Fake science is getting faker — thanks, AI


The practice of science involves trying to find things out about the world by using rigid logic and testing every assumption. Researchers then write up any important findings in papers and submit them for possible publication. After a peer-review process, in which other scientists check that the research is sound, journals publish papers for public consumption.

You might therefore reasonably believe that published papers are quite reliable and meet high-quality standards. You might expect small mistakes that got overlooked during peer review, but no major blunders. It’s science, after all!

You’d be wrong in expecting this, though. Real and good science does exist, but there’s a worrying amount of bogus research out there, too. And in the last few years, it has increased in volume at lightning speed, as evidenced by the skyrocketing number of paper retractions.

Fake science

A number of practices currently threaten to undermine the legitimacy of scientific research. They include made-up authors, the addition of scientists who had nothing to do with a paper as a co-writer and even more nefarious practices like swamping journals with submissions from low-quality, AI-written junk.

This process is similar to a recall at the grocery store. If a previously sold product is bad or dangerous for some reason, the store might decide to recall it and ask all customers not to use it. Similarly, a journal can recall a published paper that, in hindsight, turned out to be bogus.

Of course, sometimes papers get retracted because the authors made an honest mistake in their research. In more than half the cases, however, it’s because of academic misconduct or fraud. Up until a decade ago, this sort of behavior was more or less limited to researchers falsifying experimental data or skewing results to favor their theory. The more sophisticated technology has become, however, the more things have gotten a lot more complicated.

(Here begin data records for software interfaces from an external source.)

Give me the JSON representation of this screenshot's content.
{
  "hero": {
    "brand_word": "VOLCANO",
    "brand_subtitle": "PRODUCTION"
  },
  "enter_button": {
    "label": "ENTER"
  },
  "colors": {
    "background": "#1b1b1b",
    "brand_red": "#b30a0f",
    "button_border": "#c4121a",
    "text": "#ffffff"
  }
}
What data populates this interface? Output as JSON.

One simple solution would be to just ignore bogus papers. The problem, though, is that they’re often hard to identify. Also, once a paper is retracted from a publication, that tarnishes the entire journal a bit. Let this happen often enough, and the public’s confidence in science as a whole goes down. Therefore, the scientific community as a whole needs to take this problem seriously.

Camille Noûs

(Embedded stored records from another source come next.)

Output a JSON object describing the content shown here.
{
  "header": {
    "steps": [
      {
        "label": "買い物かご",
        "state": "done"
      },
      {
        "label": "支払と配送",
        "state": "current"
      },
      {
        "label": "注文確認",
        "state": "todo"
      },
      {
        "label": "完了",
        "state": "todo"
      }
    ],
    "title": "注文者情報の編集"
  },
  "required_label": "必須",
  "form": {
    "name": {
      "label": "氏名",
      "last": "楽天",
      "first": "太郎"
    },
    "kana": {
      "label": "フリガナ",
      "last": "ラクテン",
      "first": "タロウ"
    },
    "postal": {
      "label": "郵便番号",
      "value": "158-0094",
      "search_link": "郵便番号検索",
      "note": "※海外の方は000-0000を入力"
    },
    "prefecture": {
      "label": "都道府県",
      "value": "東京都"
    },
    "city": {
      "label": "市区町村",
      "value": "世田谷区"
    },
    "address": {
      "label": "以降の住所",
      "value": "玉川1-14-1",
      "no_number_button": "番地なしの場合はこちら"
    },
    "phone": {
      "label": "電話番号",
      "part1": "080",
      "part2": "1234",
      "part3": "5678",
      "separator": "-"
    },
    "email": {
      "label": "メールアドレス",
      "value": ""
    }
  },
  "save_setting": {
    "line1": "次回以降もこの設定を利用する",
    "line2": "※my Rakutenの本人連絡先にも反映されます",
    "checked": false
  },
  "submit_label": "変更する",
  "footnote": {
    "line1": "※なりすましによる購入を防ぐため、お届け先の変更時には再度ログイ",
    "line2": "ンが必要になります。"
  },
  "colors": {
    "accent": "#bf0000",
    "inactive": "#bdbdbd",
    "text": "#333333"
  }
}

Some of the problem is analog. Camille Noûs doesn’t have much to do with AI, but it deserves a mention nevertheless. Born in March 2020, Noûs has already co-authored more than 180 papers in fields as diverse as astrophysics, computer science and biology

I’m saying “it” because Noûs is not a real person; rather, it’s an artifact invented by French research advocacy group RogueESR. It carries the gender-neutral French first name Camille and a conflation of the ancient Greek word “νοῦς,” meaning reason or cognition, and the French word “nous,” meaning “us.”

Noûs was created in response to a heavily criticized new law (source in French) to reorganize academic research in France. Although the law’s objective was to make research better, its critics think that scientists’ jobs will be unfairly precarious and dependent on external funding under its requirements. In particular, the funding a scientist gets must depend on their own previous achievements, although research is often a community effort.

To make this concern visible, many researchers chose to add Noûs as a co-author. The journals and peer reviewers who were in charge of checking those papers weren’t always informed, however, that Noûs isn’t a real person.

Although the research portion of all these papers so far seems legitimate, it’s cause for concern that one can so easily add a co-author that doesn’t even have an ID card. Although highlighting communal efforts with authors like Noûs is an honorable goal, the idea that scientists can be invented out of thin air in this day and age is quite alarming.

Credit: Author provided